In the present case, the Court noted that the father-in-law was living under the same roof as the husband of the deceased and her mother-in-law and was privacy to all the alleged occurrences of torture and harrasment pertaining to dowry demand. It was of the opinion that the father-in-law might have to sink or swim with his son and wife. However, considering the fact that there was no cogent material to demonstrate that the sister-in-law and her husband continued to reside in the house of the deceased, the Court was not inclined to permit them to face trial as additional accused.
The Court categorically stated that in respect to exercise of power under Section 319 CrPC, the Trial Court must commence with the trial against the father-in-law in terms of the guidelines set out by the Constitution Bench in Sukhpal Singh Khaira v. State of Punjab 2022 LiveLaw (SC) 1009, which includes -
“41.1 If the competent court finds evidence or if application under Section 319 of CrPC is filed regarding involvement of any other person in committing the offence based on evidence recorded at any stage in the trial before passing of the order on acquittal or sentence, it shall pause the trial at that stage.
41.2 The Court shall thereupon first decide the need or otherwise to summon the additional accused and pass orders thereon.
41.3 If the decision of the court is to exercise the power under Section 319 of CrPC and summon the accused, such summoning order shall be passed before proceeding further with the trial in the main case.
41.4 If the summoning order of additional accused is passed, depending on the stage at which it is passed, the Court shall also apply its mind to the fact as to whether such summoned accused is to be tried along with the other accused or separately.
41.5 If the decision is for joint trial, the fresh trial shall be commenced only after securing the presence of the summoned accused.
41.6 If the decision is that the summoned accused can be tried separately, on such order being made, there will be no impediment for the Court to continue and conclude the trial against the accused who were being proceeded with.”
Juhru And Ors. v. Karim And Anr. | Criminal Appeal No. 549 of 2023 | LiveLaw 2023 (SC) 128 | 21st February, 2023 | Justice Surya Kant and Justice J.K. Maheshwari
For Petitioner(s) Mr. S. K. Verma, AOR
For Respondent(s) Mr. Deepkaran Dalal, AOR Mr. Raunaq Dalal, Adv. Mr. Arun Kumar, Adv. Dr. Monika Gusain, AOR
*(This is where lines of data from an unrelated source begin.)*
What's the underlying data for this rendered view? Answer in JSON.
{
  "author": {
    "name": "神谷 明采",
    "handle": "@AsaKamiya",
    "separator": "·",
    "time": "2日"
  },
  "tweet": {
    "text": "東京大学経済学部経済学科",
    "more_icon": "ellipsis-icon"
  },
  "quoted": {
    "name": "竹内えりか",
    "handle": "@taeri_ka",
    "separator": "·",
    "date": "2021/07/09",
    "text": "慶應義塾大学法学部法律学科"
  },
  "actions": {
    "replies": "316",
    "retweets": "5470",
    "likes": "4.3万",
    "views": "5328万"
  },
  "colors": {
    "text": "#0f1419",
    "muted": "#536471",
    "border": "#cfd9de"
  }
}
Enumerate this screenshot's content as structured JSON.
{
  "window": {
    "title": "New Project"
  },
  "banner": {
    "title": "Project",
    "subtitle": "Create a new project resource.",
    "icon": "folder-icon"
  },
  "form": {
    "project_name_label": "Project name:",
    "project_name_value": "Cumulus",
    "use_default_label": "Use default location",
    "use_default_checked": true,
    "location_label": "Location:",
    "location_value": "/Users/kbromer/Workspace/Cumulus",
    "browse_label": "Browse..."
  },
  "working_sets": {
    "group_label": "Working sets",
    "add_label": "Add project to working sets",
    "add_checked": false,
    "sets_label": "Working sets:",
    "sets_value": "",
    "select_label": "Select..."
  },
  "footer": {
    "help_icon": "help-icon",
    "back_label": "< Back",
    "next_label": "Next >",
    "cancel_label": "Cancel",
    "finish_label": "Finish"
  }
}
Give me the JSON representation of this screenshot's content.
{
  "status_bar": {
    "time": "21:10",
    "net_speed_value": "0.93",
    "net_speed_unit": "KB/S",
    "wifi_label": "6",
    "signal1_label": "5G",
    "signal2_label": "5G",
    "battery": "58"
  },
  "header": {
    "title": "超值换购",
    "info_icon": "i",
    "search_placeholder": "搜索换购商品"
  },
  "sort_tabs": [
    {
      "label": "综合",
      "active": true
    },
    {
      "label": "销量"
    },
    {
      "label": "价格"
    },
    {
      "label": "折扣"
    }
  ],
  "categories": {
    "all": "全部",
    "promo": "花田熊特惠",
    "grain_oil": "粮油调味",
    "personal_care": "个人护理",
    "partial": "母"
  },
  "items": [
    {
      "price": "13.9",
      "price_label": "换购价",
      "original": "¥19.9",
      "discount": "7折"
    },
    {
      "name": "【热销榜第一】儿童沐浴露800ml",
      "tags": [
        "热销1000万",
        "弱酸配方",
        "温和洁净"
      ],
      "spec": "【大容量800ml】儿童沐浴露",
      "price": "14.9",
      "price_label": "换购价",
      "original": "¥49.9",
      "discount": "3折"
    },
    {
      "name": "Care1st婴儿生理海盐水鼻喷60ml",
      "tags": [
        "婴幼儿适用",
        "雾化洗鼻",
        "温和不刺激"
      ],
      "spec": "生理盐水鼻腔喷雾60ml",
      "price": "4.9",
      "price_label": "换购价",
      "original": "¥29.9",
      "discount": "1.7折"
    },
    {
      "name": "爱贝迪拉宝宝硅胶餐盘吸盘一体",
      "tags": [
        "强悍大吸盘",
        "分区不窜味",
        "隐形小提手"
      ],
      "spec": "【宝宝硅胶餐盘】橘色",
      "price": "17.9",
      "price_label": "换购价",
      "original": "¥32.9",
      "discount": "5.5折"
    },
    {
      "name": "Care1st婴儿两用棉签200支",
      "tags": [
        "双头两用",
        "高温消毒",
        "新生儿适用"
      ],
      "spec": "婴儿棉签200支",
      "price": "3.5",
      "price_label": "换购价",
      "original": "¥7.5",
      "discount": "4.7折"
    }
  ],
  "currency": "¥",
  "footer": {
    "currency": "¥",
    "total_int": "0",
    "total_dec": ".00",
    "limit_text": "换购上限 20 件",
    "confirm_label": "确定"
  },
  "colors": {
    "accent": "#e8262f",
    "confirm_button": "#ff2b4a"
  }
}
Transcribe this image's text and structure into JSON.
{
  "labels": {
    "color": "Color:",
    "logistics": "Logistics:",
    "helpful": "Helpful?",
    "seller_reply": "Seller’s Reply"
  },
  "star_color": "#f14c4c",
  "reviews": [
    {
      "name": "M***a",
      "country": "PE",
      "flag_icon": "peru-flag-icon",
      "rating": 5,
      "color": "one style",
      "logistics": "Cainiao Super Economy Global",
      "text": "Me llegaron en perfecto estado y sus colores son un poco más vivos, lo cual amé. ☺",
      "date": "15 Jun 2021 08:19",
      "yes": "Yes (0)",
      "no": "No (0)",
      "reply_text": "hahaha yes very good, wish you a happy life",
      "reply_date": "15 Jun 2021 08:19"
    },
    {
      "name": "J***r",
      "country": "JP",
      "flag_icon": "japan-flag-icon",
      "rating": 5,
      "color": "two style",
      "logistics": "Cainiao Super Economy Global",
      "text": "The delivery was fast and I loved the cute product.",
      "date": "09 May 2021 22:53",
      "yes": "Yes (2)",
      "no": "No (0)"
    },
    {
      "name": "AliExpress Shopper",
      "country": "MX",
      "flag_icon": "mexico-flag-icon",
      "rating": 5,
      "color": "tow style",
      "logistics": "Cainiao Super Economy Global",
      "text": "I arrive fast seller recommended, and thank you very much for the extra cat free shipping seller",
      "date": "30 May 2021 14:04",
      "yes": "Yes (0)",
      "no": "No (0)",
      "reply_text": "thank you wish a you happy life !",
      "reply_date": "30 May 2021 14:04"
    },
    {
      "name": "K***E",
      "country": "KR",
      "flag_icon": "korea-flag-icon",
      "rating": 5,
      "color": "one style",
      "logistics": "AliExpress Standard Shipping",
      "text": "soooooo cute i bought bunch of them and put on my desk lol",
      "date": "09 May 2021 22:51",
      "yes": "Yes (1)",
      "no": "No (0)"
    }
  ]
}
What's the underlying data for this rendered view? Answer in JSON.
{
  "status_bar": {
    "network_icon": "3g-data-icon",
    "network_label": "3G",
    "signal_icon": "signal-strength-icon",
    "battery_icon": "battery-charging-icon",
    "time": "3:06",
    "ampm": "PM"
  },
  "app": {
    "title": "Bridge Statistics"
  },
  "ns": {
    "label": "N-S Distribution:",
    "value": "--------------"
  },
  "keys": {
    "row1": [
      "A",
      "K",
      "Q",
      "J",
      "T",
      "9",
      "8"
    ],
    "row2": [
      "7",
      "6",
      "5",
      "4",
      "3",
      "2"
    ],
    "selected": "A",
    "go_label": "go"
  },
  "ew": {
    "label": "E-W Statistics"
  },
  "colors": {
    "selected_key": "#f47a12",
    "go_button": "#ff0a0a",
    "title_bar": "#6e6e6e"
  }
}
Code of Criminal Procedure - Section 319 - Supreme Court lays down procedural guidelines to prevent abuse- Follows Sukhpal Singh Khaira v. State of Punjab 2022 LiveLaw (SC) 1009 - Paras 16, 17